Wednesday 21 April 2021, 4.00PM
Speaker(s): Chris Collins (University of Aberdeen; Incorporated Society of Musicians)
The first performance of The Three-Cornered Hat by Diaghilev’s Ballets Russes in London in July 1919 was met with near-unanimous approval in the popular and serious press alike. Critics recorded theatregoers’ enthusiasm not only for the dancing but also for Manuel de Falla’s music and Pablo Picasso’s designs, despite initial hesitations about their avant-garde qualities. This paper reads between the lines of over 20 press reviews, seeking answers to questions about the demographic composition of the audience and its response to the ballet. I assert that the work had a timely relevance to the British public in the immediate aftermath of the First World War and the ‘Spanish Flu’, standing as an emblem of the spirit of lightness, order and optimism that had begun to pervade the country in the days immediately following the signing of the Treaty of Versailles.
Chris Collins is a musician and musicologist working on early twentieth-century music in western Europe. He has published extensively on the music of the Spanish composer Manuel de Falla (1876-1946) and is currently working on a new edition of Falla’s published writings. Chris was Head of Music at Bangor University for eight years prior to his appointment as Head of the School of Language, Literature, Music and Visual Culture at the University of Aberdeen in 2020. He is a staunch campaigner for music education at all levels and is currently President of the Incorporated Society of Musicians.
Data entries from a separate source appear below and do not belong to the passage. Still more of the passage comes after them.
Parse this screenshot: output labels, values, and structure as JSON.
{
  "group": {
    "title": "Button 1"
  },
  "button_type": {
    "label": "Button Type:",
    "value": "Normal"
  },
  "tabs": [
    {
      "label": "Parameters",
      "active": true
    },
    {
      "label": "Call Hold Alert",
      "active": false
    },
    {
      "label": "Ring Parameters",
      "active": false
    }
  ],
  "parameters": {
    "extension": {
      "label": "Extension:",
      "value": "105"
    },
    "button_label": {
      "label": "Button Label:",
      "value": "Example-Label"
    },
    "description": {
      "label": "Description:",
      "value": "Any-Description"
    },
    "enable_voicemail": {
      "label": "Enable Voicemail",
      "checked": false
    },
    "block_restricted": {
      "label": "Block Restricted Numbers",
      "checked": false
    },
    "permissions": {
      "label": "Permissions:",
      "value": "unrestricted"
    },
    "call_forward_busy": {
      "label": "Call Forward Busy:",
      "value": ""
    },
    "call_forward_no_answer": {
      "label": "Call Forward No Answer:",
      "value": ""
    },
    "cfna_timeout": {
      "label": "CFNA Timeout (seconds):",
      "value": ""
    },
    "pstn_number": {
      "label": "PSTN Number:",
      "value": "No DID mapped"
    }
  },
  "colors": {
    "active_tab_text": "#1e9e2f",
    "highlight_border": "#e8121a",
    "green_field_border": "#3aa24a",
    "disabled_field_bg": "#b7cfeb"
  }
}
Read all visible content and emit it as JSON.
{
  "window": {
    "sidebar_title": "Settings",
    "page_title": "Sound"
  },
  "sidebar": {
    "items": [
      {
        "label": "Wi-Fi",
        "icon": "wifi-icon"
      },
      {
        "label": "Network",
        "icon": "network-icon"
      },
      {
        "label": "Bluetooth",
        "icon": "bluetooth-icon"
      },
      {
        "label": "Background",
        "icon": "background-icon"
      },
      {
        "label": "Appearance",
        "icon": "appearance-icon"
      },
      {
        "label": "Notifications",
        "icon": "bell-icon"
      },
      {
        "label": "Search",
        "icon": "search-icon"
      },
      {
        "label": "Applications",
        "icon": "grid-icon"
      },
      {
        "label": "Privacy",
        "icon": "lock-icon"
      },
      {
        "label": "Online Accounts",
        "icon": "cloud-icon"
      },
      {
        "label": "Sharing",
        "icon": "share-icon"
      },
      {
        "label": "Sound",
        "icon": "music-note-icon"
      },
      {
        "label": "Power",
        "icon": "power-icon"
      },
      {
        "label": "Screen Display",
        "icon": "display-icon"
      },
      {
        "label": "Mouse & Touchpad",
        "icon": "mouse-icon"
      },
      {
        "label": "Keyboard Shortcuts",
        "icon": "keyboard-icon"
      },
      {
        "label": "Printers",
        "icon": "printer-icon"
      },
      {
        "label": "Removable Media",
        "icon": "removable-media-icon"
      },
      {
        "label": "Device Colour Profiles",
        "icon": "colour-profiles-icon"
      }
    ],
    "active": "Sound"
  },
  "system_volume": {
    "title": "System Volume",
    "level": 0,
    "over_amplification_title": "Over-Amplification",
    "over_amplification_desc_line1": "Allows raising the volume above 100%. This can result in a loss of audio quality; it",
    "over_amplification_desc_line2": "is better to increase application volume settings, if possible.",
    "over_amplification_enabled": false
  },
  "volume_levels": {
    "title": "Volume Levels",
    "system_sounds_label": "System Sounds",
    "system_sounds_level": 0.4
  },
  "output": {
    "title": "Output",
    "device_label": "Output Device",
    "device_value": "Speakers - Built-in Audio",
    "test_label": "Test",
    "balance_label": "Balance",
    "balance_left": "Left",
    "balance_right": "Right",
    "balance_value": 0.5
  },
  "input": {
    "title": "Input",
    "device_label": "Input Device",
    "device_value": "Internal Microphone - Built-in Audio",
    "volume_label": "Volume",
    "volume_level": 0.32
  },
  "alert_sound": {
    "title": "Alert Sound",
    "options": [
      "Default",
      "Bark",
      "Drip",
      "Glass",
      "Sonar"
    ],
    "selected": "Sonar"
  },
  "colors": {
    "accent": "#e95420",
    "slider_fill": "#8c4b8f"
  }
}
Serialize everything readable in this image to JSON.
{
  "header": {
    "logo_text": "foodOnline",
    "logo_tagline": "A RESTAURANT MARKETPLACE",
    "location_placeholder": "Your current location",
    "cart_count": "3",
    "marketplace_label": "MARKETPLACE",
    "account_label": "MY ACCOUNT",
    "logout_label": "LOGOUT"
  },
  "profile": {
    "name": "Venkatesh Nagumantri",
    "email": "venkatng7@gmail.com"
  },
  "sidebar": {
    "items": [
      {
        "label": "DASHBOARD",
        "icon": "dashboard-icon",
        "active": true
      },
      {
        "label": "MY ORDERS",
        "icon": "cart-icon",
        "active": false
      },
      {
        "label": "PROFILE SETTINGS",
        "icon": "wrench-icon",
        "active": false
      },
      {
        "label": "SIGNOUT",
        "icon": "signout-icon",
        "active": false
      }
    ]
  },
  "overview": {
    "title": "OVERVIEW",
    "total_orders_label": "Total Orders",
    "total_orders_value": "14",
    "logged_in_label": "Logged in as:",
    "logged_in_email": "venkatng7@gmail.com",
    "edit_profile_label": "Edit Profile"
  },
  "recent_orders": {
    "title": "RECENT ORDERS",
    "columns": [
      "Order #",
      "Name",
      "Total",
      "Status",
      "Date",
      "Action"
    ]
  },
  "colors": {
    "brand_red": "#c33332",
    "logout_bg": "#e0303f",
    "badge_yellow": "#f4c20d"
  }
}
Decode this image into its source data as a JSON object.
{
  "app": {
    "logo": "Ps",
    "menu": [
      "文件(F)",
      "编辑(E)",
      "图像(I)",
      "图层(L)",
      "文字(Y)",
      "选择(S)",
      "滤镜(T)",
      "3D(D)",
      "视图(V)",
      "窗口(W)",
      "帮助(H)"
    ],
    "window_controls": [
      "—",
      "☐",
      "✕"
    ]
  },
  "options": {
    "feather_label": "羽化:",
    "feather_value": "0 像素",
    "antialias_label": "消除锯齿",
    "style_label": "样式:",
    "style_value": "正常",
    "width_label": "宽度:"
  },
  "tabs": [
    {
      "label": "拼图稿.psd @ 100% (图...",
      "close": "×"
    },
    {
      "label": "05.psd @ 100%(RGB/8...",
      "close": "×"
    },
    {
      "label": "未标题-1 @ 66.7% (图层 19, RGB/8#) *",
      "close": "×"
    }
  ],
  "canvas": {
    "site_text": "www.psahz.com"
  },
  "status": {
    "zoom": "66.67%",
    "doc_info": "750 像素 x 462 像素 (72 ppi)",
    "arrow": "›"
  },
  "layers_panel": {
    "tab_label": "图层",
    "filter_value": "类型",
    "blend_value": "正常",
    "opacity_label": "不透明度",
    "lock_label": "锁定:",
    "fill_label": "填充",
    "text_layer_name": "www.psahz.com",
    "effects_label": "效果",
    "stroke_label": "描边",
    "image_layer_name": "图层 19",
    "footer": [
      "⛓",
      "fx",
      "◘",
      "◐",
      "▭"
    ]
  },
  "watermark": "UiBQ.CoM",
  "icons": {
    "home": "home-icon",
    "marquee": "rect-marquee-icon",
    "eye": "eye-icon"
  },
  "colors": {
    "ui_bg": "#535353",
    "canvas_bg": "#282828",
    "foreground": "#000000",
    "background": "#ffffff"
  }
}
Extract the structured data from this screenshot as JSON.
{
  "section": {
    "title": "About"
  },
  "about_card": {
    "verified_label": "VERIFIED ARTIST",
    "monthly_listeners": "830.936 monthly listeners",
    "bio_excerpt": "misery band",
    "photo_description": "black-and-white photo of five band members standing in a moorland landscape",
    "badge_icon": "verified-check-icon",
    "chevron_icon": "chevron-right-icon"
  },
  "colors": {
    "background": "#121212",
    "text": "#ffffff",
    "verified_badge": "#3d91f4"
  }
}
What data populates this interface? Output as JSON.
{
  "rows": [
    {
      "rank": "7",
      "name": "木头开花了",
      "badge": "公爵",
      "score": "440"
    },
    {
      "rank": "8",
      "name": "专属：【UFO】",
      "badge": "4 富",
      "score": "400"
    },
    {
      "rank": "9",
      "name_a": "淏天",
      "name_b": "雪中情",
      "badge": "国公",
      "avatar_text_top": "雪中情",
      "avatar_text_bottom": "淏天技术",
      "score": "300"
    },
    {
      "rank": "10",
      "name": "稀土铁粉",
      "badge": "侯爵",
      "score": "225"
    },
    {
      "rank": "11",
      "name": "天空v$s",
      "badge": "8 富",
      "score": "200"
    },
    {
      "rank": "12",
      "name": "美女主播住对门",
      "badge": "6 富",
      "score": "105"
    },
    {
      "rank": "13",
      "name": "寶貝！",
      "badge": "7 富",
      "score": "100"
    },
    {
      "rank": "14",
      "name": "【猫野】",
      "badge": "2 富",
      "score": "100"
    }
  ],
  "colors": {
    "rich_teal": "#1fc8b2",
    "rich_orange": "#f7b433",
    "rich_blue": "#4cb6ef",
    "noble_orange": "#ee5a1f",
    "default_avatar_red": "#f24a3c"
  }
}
Location: https://york-ac-uk.zoom.us/j/91580062656?pwd=NklpY01zNE56T0hGdUtiaDJDK0FBZz09 Meeting ID: 915 8006 2656 Passcode: 840125